Task requirements
Look through the data below. Pick out the lines holding the string "Grosir".

(Records from a dataset)
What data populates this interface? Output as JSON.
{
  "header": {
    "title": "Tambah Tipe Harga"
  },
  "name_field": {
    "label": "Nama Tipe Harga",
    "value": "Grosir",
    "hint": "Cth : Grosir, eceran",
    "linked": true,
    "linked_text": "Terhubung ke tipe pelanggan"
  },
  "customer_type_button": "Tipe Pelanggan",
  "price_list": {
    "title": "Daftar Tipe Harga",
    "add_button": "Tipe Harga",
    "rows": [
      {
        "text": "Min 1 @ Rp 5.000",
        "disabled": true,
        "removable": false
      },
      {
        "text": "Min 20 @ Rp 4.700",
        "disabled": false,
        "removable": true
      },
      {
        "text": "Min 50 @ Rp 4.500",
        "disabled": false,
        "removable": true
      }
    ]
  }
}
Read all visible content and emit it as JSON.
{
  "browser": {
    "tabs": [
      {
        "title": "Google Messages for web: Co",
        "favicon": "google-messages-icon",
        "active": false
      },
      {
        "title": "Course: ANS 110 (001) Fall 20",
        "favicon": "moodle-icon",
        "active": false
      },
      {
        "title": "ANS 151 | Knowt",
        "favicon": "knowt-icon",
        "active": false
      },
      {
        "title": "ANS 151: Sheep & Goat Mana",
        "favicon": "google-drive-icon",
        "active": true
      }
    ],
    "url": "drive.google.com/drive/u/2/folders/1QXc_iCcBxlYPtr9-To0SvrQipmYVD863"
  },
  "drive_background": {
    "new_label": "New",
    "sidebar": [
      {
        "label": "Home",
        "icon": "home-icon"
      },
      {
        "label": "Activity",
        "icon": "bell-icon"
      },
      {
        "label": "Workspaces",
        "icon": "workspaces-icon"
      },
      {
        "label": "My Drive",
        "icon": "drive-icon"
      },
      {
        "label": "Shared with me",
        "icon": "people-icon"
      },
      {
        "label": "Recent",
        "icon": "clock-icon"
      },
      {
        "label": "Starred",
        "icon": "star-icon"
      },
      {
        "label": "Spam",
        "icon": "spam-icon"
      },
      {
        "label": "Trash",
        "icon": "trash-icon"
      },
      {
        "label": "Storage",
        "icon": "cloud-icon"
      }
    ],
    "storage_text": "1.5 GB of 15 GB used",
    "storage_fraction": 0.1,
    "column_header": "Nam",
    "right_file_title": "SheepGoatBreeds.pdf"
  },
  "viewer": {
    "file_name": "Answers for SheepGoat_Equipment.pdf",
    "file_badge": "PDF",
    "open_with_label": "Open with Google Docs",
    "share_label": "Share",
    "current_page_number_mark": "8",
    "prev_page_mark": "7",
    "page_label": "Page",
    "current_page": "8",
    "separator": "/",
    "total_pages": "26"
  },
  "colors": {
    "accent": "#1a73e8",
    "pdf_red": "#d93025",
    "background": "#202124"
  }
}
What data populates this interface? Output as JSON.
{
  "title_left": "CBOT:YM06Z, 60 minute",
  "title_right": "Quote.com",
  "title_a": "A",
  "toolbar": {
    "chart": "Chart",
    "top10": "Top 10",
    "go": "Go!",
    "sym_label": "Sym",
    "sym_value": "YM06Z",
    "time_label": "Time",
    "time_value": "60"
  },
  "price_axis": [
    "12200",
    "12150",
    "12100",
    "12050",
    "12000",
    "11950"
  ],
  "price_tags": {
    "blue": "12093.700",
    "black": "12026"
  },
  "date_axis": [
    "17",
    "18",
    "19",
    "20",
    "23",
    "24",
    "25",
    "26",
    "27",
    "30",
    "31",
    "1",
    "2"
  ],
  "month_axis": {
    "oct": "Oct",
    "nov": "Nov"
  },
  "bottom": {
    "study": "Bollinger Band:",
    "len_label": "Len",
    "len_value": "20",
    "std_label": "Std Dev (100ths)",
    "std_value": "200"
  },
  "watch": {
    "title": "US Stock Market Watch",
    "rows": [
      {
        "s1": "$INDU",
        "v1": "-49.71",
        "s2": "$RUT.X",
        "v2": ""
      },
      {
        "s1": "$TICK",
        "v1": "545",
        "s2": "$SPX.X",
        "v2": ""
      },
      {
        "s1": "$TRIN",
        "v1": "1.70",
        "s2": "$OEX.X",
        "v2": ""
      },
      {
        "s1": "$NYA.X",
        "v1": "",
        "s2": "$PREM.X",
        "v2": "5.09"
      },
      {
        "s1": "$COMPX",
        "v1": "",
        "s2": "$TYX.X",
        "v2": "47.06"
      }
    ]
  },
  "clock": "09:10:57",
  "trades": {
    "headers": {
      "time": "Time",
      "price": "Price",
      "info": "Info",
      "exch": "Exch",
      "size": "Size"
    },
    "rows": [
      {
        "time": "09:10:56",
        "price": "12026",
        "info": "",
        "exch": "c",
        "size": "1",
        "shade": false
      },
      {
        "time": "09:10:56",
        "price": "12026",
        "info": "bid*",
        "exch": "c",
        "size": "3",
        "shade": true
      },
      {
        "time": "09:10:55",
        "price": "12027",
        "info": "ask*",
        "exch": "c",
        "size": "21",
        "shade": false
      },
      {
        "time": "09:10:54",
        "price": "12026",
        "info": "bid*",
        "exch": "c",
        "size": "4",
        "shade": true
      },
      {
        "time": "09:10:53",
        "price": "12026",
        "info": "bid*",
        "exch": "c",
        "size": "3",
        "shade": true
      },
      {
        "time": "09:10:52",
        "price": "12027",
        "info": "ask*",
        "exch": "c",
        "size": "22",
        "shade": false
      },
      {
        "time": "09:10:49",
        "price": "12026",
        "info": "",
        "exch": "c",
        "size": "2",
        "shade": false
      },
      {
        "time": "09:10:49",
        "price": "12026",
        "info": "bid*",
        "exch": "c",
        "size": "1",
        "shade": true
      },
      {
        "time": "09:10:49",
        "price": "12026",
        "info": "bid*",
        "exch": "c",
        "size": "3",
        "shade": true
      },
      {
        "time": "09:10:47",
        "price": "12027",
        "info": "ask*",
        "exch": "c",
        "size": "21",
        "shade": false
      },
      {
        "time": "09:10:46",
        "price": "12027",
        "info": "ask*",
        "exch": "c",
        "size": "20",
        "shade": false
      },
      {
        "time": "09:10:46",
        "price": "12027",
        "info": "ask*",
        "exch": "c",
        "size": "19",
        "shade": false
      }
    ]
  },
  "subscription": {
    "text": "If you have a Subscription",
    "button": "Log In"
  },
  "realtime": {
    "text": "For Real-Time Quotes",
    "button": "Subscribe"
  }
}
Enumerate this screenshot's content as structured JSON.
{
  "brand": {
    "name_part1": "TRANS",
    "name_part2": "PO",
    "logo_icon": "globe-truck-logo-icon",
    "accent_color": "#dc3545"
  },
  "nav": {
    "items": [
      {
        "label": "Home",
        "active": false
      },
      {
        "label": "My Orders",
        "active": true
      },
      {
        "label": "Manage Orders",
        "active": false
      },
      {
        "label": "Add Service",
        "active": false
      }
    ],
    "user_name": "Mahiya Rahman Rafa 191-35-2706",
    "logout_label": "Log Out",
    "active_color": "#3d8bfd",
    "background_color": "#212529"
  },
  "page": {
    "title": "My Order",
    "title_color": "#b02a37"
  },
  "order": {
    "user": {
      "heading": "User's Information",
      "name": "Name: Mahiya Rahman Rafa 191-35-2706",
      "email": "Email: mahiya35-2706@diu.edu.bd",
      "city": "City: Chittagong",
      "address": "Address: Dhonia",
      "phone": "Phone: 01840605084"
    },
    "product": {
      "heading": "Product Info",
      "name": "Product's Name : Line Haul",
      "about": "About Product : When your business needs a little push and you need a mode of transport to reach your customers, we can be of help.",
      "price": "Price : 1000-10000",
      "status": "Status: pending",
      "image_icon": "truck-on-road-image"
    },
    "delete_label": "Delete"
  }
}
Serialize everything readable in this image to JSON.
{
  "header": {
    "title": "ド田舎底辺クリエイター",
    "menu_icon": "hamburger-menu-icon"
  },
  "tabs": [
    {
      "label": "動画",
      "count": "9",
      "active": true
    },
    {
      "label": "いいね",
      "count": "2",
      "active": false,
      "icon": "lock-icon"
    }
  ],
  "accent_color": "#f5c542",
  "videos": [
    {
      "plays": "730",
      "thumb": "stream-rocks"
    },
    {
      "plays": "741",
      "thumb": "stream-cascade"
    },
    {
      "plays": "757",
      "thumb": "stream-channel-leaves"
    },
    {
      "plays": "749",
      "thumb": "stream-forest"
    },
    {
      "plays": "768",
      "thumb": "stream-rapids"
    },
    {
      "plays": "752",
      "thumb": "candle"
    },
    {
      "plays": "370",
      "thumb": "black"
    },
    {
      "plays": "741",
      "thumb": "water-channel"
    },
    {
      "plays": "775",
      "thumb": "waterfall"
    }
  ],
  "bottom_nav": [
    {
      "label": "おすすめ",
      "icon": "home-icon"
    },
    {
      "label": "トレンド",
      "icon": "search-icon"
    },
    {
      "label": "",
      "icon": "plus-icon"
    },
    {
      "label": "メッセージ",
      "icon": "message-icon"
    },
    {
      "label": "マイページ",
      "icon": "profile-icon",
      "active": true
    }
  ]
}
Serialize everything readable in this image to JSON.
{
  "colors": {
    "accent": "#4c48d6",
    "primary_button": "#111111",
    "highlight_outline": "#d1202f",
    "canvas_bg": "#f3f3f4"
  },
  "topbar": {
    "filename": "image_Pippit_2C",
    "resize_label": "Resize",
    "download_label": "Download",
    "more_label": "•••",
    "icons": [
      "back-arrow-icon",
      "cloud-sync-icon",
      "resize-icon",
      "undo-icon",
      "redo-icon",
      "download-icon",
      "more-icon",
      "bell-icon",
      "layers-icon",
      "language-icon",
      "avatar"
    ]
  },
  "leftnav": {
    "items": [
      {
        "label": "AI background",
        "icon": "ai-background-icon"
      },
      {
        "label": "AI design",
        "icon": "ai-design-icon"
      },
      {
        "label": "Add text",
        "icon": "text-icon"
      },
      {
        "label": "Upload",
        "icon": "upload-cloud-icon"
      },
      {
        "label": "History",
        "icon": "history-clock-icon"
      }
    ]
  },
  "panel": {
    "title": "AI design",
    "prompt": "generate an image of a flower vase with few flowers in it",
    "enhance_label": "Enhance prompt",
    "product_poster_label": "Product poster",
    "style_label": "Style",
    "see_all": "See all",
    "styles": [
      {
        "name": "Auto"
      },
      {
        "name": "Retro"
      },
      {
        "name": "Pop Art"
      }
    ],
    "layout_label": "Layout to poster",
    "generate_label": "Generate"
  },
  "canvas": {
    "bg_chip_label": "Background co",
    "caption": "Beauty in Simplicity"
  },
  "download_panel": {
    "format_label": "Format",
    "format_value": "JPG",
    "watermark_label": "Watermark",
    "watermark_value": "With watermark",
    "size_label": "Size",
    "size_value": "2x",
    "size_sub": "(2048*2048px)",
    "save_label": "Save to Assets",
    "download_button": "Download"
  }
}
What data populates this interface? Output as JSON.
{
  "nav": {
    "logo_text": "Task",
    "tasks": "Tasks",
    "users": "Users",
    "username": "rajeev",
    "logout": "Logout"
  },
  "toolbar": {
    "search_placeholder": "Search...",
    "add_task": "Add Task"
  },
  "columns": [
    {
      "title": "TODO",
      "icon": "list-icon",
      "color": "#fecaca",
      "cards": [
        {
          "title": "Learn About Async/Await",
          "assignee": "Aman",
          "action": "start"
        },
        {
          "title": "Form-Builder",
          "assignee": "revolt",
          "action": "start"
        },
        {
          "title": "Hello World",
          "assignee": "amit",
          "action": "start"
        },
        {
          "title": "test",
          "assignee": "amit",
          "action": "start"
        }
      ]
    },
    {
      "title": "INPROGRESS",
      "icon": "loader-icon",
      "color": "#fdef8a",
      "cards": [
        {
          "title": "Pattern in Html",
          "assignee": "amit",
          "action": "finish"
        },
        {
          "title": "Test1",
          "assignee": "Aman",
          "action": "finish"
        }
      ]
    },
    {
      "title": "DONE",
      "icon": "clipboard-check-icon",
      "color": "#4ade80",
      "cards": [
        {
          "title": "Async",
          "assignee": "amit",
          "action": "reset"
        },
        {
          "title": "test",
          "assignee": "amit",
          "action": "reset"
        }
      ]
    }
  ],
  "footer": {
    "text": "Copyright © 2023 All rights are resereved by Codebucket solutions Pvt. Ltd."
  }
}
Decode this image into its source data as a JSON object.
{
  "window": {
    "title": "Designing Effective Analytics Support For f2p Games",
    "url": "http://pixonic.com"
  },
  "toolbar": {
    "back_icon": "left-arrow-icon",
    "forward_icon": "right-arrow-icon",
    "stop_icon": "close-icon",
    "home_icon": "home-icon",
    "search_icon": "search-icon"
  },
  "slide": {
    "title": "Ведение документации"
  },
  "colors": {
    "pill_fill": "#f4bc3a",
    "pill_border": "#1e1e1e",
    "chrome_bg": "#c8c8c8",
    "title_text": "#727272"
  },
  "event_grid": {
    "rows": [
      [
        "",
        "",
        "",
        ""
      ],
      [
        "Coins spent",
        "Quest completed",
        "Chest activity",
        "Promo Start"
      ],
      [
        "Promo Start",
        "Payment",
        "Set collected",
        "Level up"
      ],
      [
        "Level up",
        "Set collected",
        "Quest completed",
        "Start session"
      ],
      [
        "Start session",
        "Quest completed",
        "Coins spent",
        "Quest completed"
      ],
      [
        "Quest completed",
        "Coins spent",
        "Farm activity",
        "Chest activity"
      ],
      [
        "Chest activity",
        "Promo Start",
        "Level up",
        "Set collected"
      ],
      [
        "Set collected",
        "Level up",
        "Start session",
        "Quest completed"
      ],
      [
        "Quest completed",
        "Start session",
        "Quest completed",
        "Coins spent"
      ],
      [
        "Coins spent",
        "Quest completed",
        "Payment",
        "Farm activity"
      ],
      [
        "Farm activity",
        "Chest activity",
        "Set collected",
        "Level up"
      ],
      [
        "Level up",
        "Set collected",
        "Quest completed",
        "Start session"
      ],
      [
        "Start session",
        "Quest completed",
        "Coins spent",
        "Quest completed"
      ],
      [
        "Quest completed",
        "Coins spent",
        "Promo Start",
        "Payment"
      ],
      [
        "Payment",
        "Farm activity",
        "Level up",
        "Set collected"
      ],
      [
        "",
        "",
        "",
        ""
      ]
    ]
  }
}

Solution for this task
    "value": "Grosir",
    "hint": "Cth : Grosir, eceran",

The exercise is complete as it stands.